The price set me back a bit, ($539.00 at HRO), but, based on my previous experience with LDG’s quality, and customer service I went ahead and purchased the LDG AT-1000 PRO II Autotuner.
The size of the boxes is very close, with the AT-1000 PRO II being the larger of the two… This caused me a bit of pain as my setup is VERY tight… The PRO II is about 1/4 inch wider… It almost did not fit. I had to remove the carry handle from my Icom IC-756 PRO 3 to get it to fit, and it was tight… I do miss the meter, and the thought of paying $130.00 for an external meter makes me take a deep breath and say… It’s OK… I have not bought the meter yet… I hope the meter takes power from the Icom like the tuner does… See the review for more on this… I will add to this review on the meter if I decide to shell out another $130.00… Read more »
I picked up a blemish version of this tuner several years ago from LDG. I had an issue recently with the tuner, (after five years of contest use), and LDG did such a good job of customer service I decided to do a review of this device. Actually it was in the works anyway, and their customer service was so good I pushed it up in the queue. So here is the Review of the LDG AT-1000 Autotuner. The tuner information from LDG can be found here. BTW, I have purchased the PRO II tuner, and so far it is running just fine, and a bit faster on tune up… It seems a bit quieter as well, so I will review the PRO II after a few months of operation as well. Read more »
The Mitigation of Radio Noise from Internal/External Sources at Radio Receiving Sites
Radio Noise from Internal/External Sources at Radio Receiving Sites is a set of free E-Books created by the Department of the Navy. I finally located the Internal RFI source suppression link to this public domain document. I looked at the pdf for help in tracking down the RFI at my home QTH. Both of these documents strikes me as one of the nicer pair of items I have seen over the past few years dealing with RFI and how to deal with it. These documents cover all aspects of RFI created within your environment, and external to your environment. The two books are a very good fit for each other. They also cover some basic RFI location techniques. These book starts with a background and general approach chapter, and progresses forward in a clear and easy to read process, showing you how and where to look for RFI. Here is a brief excerpt from the internal sources book. Read more »
This review of the Icom 2720H VHF/UHF mobile transceiver is not going to be a highly technical review, it will be a review on use of the radio, I am a fan of Icom rigs, so there is also a bit of bias in this review… I have owned and used two Icom 2720H’s for several years now, one in each vehicle .. It is a good rig, but it does have it’s faults… One of them being the programming. If you have a computer, all is well, but if you are on the road, and need to change anything, (anything at all), get out your Nifty Mini-Manual for it… You will need it.

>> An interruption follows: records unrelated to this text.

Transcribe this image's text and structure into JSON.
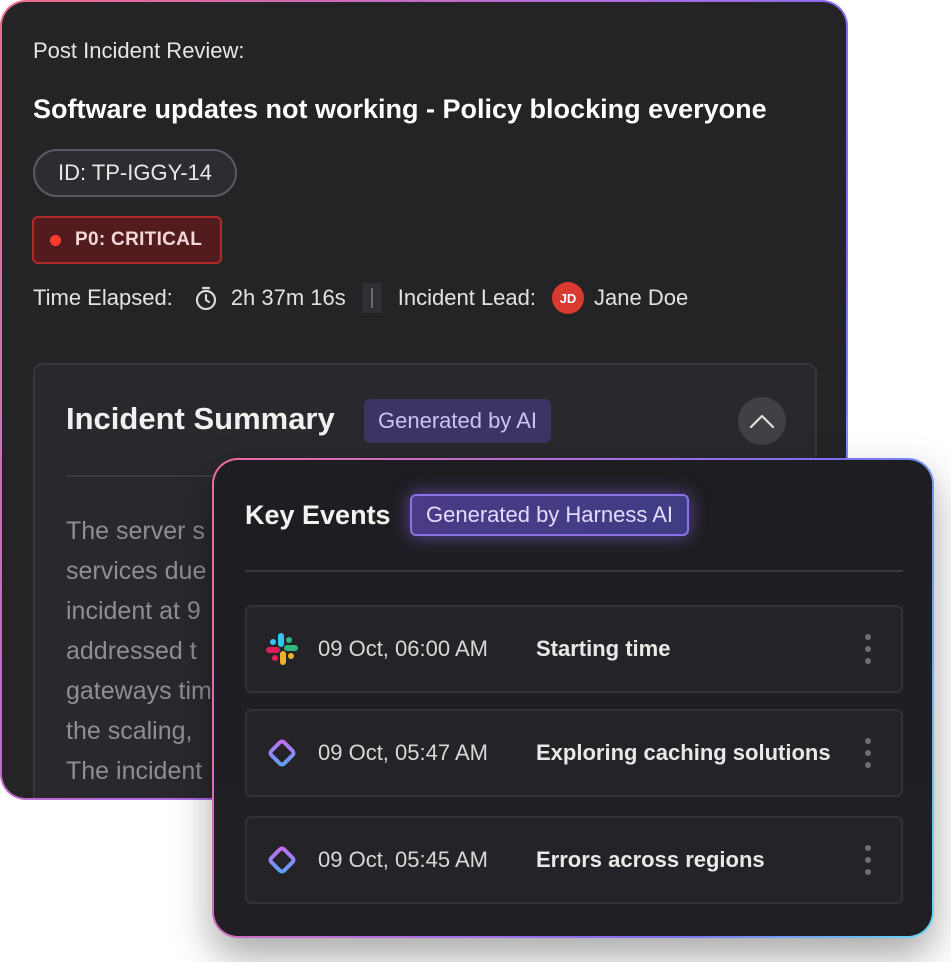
{
  "review": {
    "label": "Post Incident Review:",
    "title": "Software updates not working - Policy blocking everyone",
    "id": "ID: TP-IGGY-14",
    "priority": "P0: CRITICAL",
    "time_elapsed_label": "Time Elapsed:",
    "time_elapsed_value": "2h 37m 16s",
    "incident_lead_label": "Incident Lead:",
    "lead_initials": "JD",
    "lead_name": "Jane Doe",
    "colors": {
      "critical": "#ff3b30",
      "avatar": "#d93a2f"
    }
  },
  "summary": {
    "title": "Incident Summary",
    "badge": "Generated by AI",
    "lines": [
      "The server s",
      "services due",
      "incident at 9",
      "addressed t",
      "gateways tim",
      "the scaling,",
      "The incident"
    ]
  },
  "key_events": {
    "title": "Key Events",
    "badge": "Generated by Harness AI",
    "items": [
      {
        "icon": "slack-icon",
        "time": "09 Oct, 06:00 AM",
        "label": "Starting time"
      },
      {
        "icon": "harness-icon",
        "time": "09 Oct, 05:47 AM",
        "label": "Exploring caching solutions"
      },
      {
        "icon": "harness-icon",
        "time": "09 Oct, 05:45 AM",
        "label": "Errors across regions"
      }
    ]
  }
}
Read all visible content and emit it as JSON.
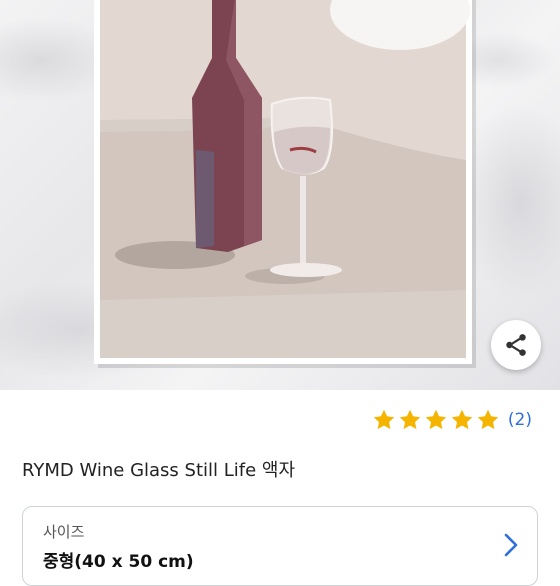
{
  "product": {
    "title": "RYMD Wine Glass Still Life 액자",
    "rating": {
      "stars": 5,
      "max_stars": 5,
      "review_count_label": "(2)"
    }
  },
  "colors": {
    "star": "#f5b400",
    "link": "#2f6fd6",
    "bottle": "#7b4450",
    "frame": "#ffffff"
  },
  "icons": {
    "share": "share-icon",
    "star": "star-icon",
    "chevron": "chevron-right-icon"
  },
  "option": {
    "label": "사이즈",
    "value": "중형(40 x 50 cm)"
  }
}
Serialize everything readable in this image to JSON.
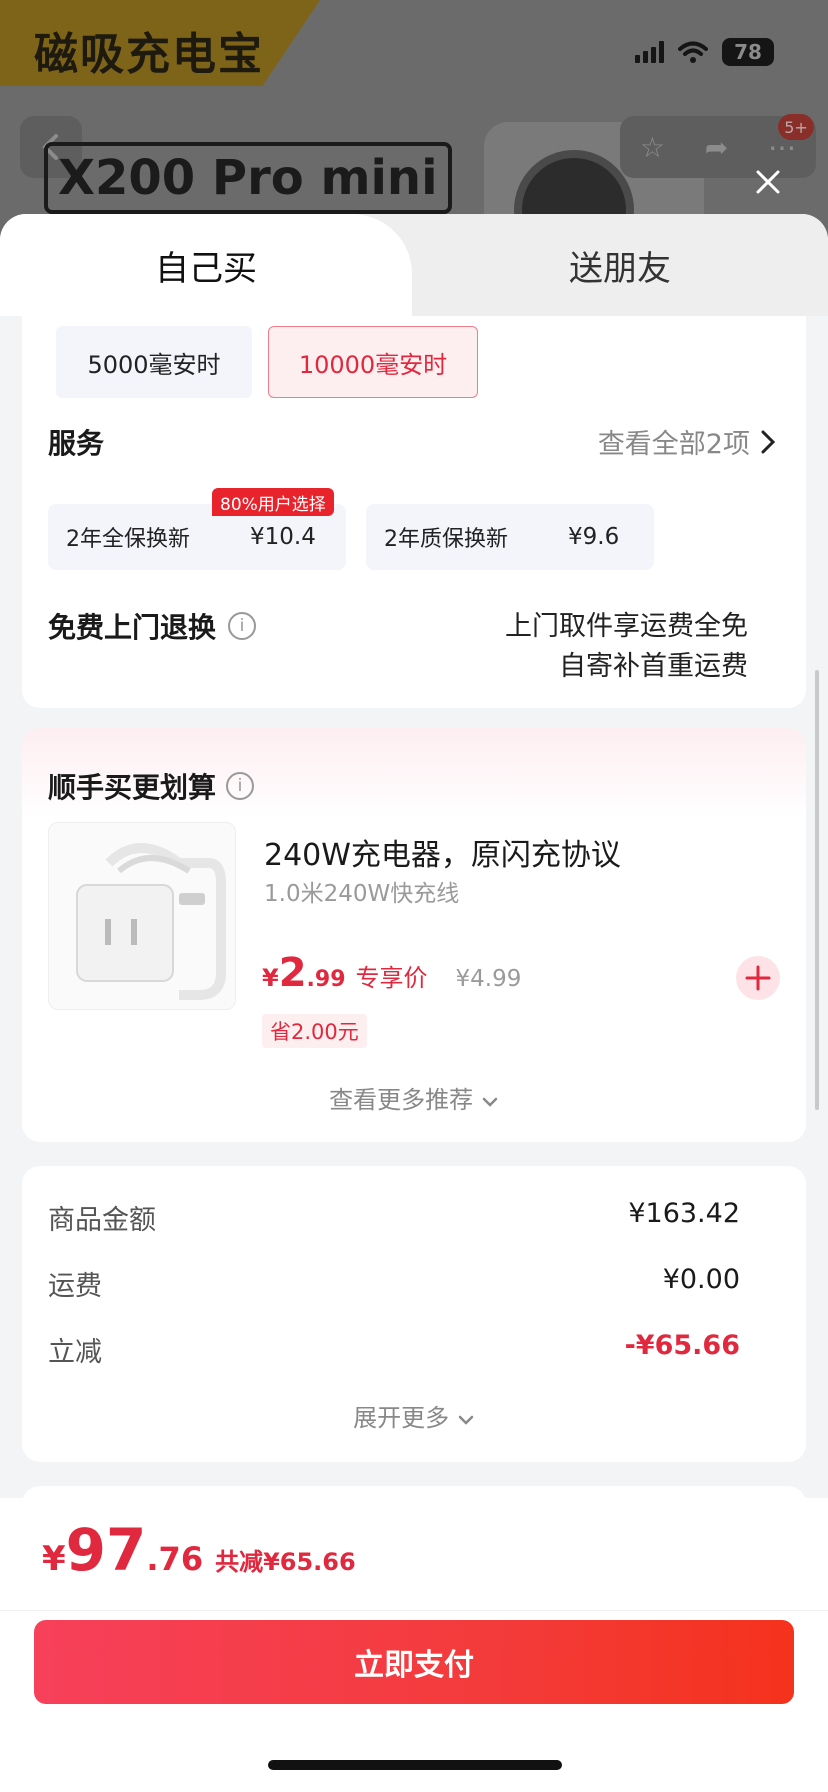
{
  "background": {
    "brand": "磁吸充电宝",
    "model": "X200 Pro mini",
    "battery": "78",
    "badge": "5+"
  },
  "tabs": [
    {
      "label": "自己买"
    },
    {
      "label": "送朋友"
    }
  ],
  "capacity_options": [
    {
      "label": "5000毫安时",
      "selected": false
    },
    {
      "label": "10000毫安时",
      "selected": true
    }
  ],
  "service": {
    "title": "服务",
    "view_all": "查看全部2项",
    "options": [
      {
        "name": "2年全保换新",
        "price": "¥10.4",
        "tag": "80%用户选择"
      },
      {
        "name": "2年质保换新",
        "price": "¥9.6"
      }
    ]
  },
  "return": {
    "title": "免费上门退换",
    "line1": "上门取件享运费全免",
    "line2": "自寄补首重运费"
  },
  "bundle": {
    "title": "顺手买更划算",
    "product": {
      "name": "240W充电器，原闪充协议",
      "subtitle": "1.0米240W快充线",
      "price_yen": "¥",
      "price_int": "2",
      "price_dec": ".99",
      "price_label": "专享价",
      "original_price": "¥4.99",
      "save": "省2.00元"
    },
    "more": "查看更多推荐"
  },
  "summary": {
    "rows": [
      {
        "label": "商品金额",
        "value": "¥163.42"
      },
      {
        "label": "运费",
        "value": "¥0.00"
      },
      {
        "label": "立减",
        "value": "-¥65.66"
      }
    ],
    "expand": "展开更多"
  },
  "footer": {
    "total_yen": "¥",
    "total_int": "97",
    "total_dec": ".76",
    "total_saved": "共减¥65.66",
    "pay_button": "立即支付"
  },
  "colors": {
    "accent": "#e0283e",
    "pay_gradient_start": "#f7405a",
    "pay_gradient_end": "#f5321c"
  }
}
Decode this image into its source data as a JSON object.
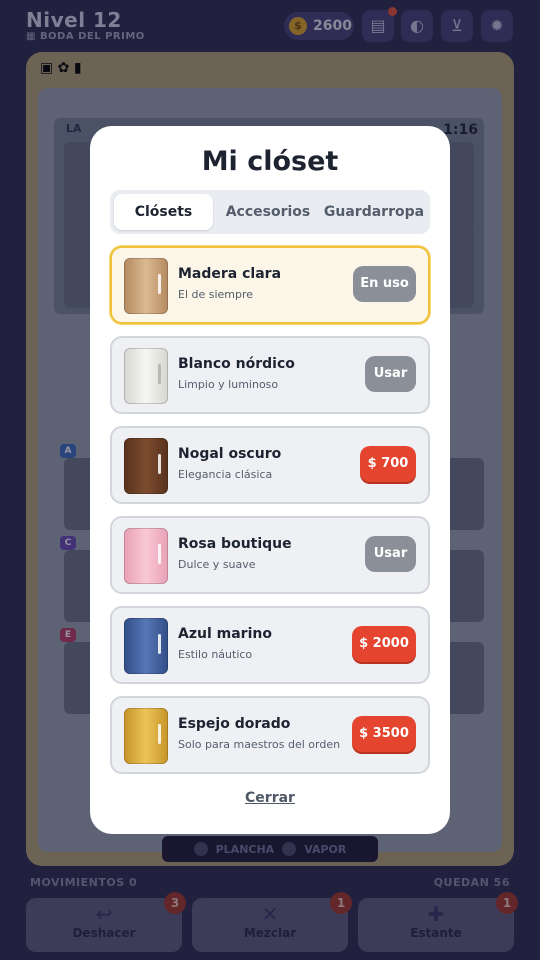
{
  "game": {
    "level": "Nivel 12",
    "subtitle": "BODA DEL PRIMO",
    "coins": "2600",
    "moves_label": "MOVIMIENTOS 0",
    "remaining_label": "QUEDAN 56",
    "tools": [
      "PLANCHA",
      "VAPOR"
    ],
    "row_tags": [
      "A",
      "C",
      "E"
    ],
    "timer_partial": "1:16",
    "panel_partial": "LA",
    "actions": [
      {
        "label": "Deshacer",
        "icon": "undo-icon",
        "badge": "3"
      },
      {
        "label": "Mezclar",
        "icon": "shuffle-icon",
        "badge": "1"
      },
      {
        "label": "Estante",
        "icon": "plus-icon",
        "badge": "1"
      }
    ]
  },
  "modal": {
    "title": "Mi clóset",
    "tabs": [
      {
        "label": "Clósets",
        "active": true
      },
      {
        "label": "Accesorios",
        "active": false
      },
      {
        "label": "Guardarropa",
        "active": false
      }
    ],
    "items": [
      {
        "name": "Madera clara",
        "desc": "El de siempre",
        "action": "En uso",
        "state": "in-use",
        "color": "#c9a27a"
      },
      {
        "name": "Blanco nórdico",
        "desc": "Limpio y luminoso",
        "action": "Usar",
        "state": "owned",
        "color": "#e8e8e4"
      },
      {
        "name": "Nogal oscuro",
        "desc": "Elegancia clásica",
        "action": "$ 700",
        "state": "buy",
        "color": "#6b3f26"
      },
      {
        "name": "Rosa boutique",
        "desc": "Dulce y suave",
        "action": "Usar",
        "state": "owned",
        "color": "#f1b7c9"
      },
      {
        "name": "Azul marino",
        "desc": "Estilo náutico",
        "action": "$ 2000",
        "state": "buy",
        "color": "#3f5d9a"
      },
      {
        "name": "Espejo dorado",
        "desc": "Solo para maestros del orden",
        "action": "$ 3500",
        "state": "buy",
        "color": "#d4a838"
      }
    ],
    "close_label": "Cerrar"
  }
}
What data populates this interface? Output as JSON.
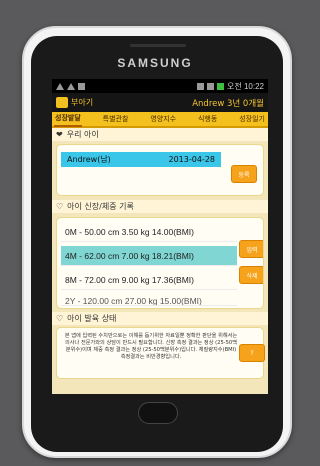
{
  "device": {
    "brand": "SAMSUNG"
  },
  "status_bar": {
    "time": "오전 10:22"
  },
  "app": {
    "title": "부아기",
    "child_info": "Andrew 3년 0개월"
  },
  "tabs": [
    "성장발달",
    "특별관찰",
    "영양지수",
    "식행동",
    "성장일기"
  ],
  "children_section": {
    "heading": "우리 아이",
    "child": {
      "name": "Andrew(남)",
      "birth": "2013-04-28"
    },
    "register_button": "등록"
  },
  "records_section": {
    "heading": "아이 신장/체중 기록",
    "records": [
      "0M - 50.00 cm 3.50 kg 14.00(BMI)",
      "4M - 62.00 cm 7.00 kg 18.21(BMI)",
      "8M - 72.00 cm 9.00 kg 17.36(BMI)",
      "2Y - 120.00 cm 27.00 kg 15.00(BMI)"
    ],
    "input_button": "입력",
    "delete_button": "삭제"
  },
  "development_section": {
    "heading": "아이 발육 상태",
    "note": "본 앱에 입력된 수치만으로는 이해를 돕기위한 자료일뿐 정확한 판단을 위해서는 의사나 전문가와의 상담이 반드시 필요합니다. 신장 측정 결과는 정상 (25-50백분위수)이며 체중 측정 결과는 정상 (25-50백분위수)입니다. 체질량지수(BMI) 측정결과는 비만경향입니다.",
    "help_button": "?"
  },
  "colors": {
    "accent": "#f4c01e",
    "selected_row": "#7fd6d2",
    "child_row": "#39c6e8",
    "button": "#f7a21b"
  }
}
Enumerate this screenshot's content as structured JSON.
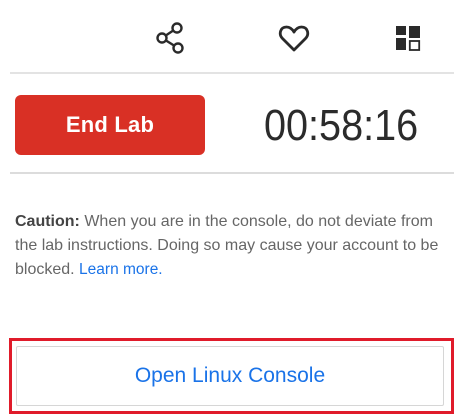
{
  "toolbar": {
    "icons": [
      "share-icon",
      "heart-icon",
      "dashboard-icon"
    ]
  },
  "lab": {
    "end_button_label": "End Lab",
    "timer": "00:58:16"
  },
  "caution": {
    "label": "Caution:",
    "text": " When you are in the console, do not deviate from the lab instructions. Doing so may cause your account to be blocked. ",
    "link_label": "Learn more."
  },
  "console": {
    "button_label": "Open Linux Console"
  },
  "colors": {
    "end_button_bg": "#d93025",
    "link": "#1a73e8",
    "highlight_outline": "#e01b2a"
  }
}
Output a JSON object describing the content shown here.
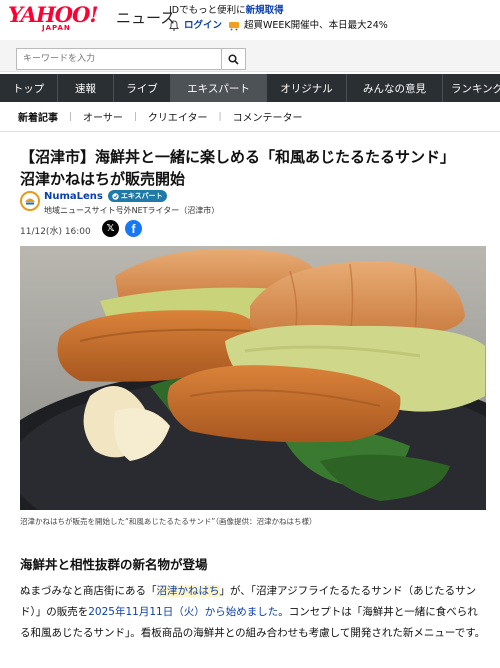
{
  "header": {
    "logo": "YAHOO!",
    "logo_sub": "JAPAN",
    "service": "ニュース",
    "promo_line1_prefix": "IDでもっと便利に",
    "promo_line1_link": "新規取得",
    "login": "ログイン",
    "promo_line2": "超買WEEK開催中、本日最大24%"
  },
  "search": {
    "placeholder": "キーワードを入力"
  },
  "nav": {
    "items": [
      "トップ",
      "速報",
      "ライブ",
      "エキスパート",
      "オリジナル",
      "みんなの意見",
      "ランキング"
    ],
    "active": "エキスパート"
  },
  "subnav": {
    "items": [
      "新着記事",
      "オーサー",
      "クリエイター",
      "コメンテーター"
    ]
  },
  "article": {
    "title_line1": "【沼津市】海鮮丼と一緒に楽しめる「和風あじたるたるサンド」",
    "title_line2": "沼津かねはちが販売開始",
    "author": "NumaLens",
    "badge": "エキスパート",
    "author_desc": "地域ニュースサイト号外NETライター（沼津市）",
    "date": "11/12(水) 16:00",
    "caption": "沼津かねはちが販売を開始した“和風あじたるたるサンド”（画像提供：沼津かねはち様）",
    "heading": "海鮮丼と相性抜群の新名物が登場",
    "p1": "ぬまづみなと商店街にある「",
    "p1_link": "沼津かねはち",
    "p2": "」が、「沼津アジフライたるたるサンド（あじたるサンド）」の販売を",
    "p2_date": "2025年11月11日（火）から始めました",
    "p3": "。コンセプトは「海鮮丼と一緒に食べられる和風あじたるサンド」。看板商品の海鮮丼との組み合わせも考慮して開発された新メニューです。"
  },
  "colors": {
    "nav_bg": "#2a2f33",
    "nav_active": "#4c5256",
    "link": "#0b3fad",
    "brand": "#ff0033"
  }
}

The rig also has some intermod problems as well… Well, lets be honest, I live in a smaller town, around 150K people, and I get intermod here… The radio is VERY sensitive to anything else in the immediate area as far as intermod is concerned. It also suffers from desense as well… This may not make the 2720H sound like a good radio, but it is… Sort of… You have to get used to the issues above to enjoy it. The rig for all of it’s faults, puts out a respectable amount of power, (oh yes rumor has it there is a final issue with early serial numbered rigs as well), and once programmed is really easy to use, and has two complete receivers in the chassis. The rig will put out 50 Watts, which is pretty good in today’s world. It also has a removable control head, so it mounts up well… Read more »